ALE has installed three pressure vessels at an oil refinery in Texas, USA, in order to increase the plant’s petroleum desulphurisation capability.
The three vessels varied in size. The smallest measured approximately 16 metres in length and 3.65 metres in diameter (52ft 9in x 12ft) and, while a med-sized vessel measured 35 metres long with a diameter of 4 metres (116ft x 13ft), the largest vessel measured 56 metres in length and 4.2 metres in diameter (184ft x 14ft).
The smallest vessel was delivered under hook and tandem lifted by two hydraulic cranes with 100 tonne and 400 tonne capacities. This operation tailed up the vessel from its delivery trailer and set it on its foundations.
ALE then loaded the mid-sized vessel onto self propelled modular transporters (SPMTs) fitted with bolsters and transported it to its dress out location, adjacent to where it would be lifted and set in place.
Once dress out was complete the vessel was weighed and its centre of gravity established. Attached by its skirt ring to an SPMT with a 450 tonne capacity tailing frame, it was then tailed into a vertical position and set on its foundations.
Due to its size and weight, the largest vessel was transloaded onto SPMTs using ALE’s 635 tonne capacity gantry lifting system. Having been shipped out of orientation, the vessel was then was rotated 60 degrees at the dress out location. The rotation was performed using chain hoists in combination with the gantry.

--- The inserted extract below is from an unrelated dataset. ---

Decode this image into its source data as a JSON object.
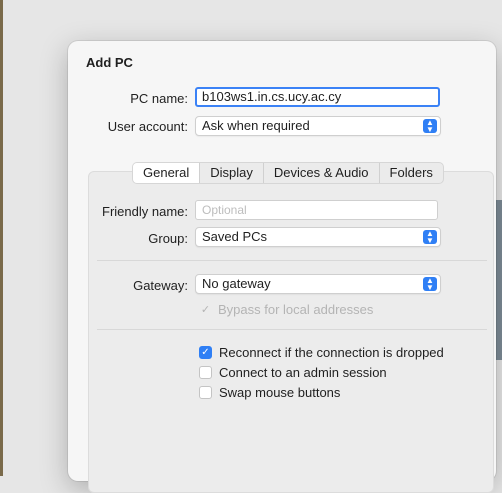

The largest vessel was then tailed up using a tailing frame mounted to an SPMT and a 1,350 tonne crawler crane. The crane featured a 84 metre (275ft) main boom configuration and a 560 tonne counterweight. ALE said the radius of all tailing lifts was 38 metres.

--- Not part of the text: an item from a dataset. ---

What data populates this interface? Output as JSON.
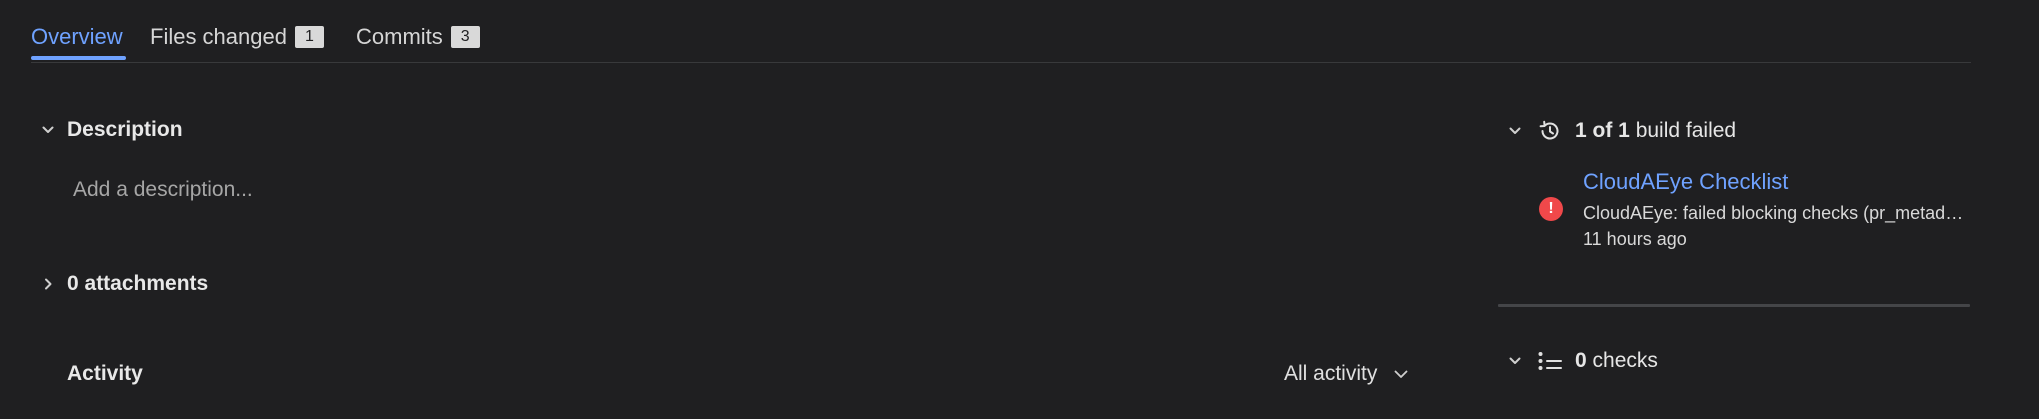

To complete the lifts the team used equipment that included 40 axle lines of SPMT, ALE’s Lift ‘N’ Lock gantry lifting system, 300t (330 US tons) capacity weightors, plus various pieces of staging equipment. The project also utilised LTM 1100 and 1400 mobile cranes and an LR11350 mobile crane.
The company’s working methodology was designed to minimise working at height and to ensure refinery activity could continue throughout the installation.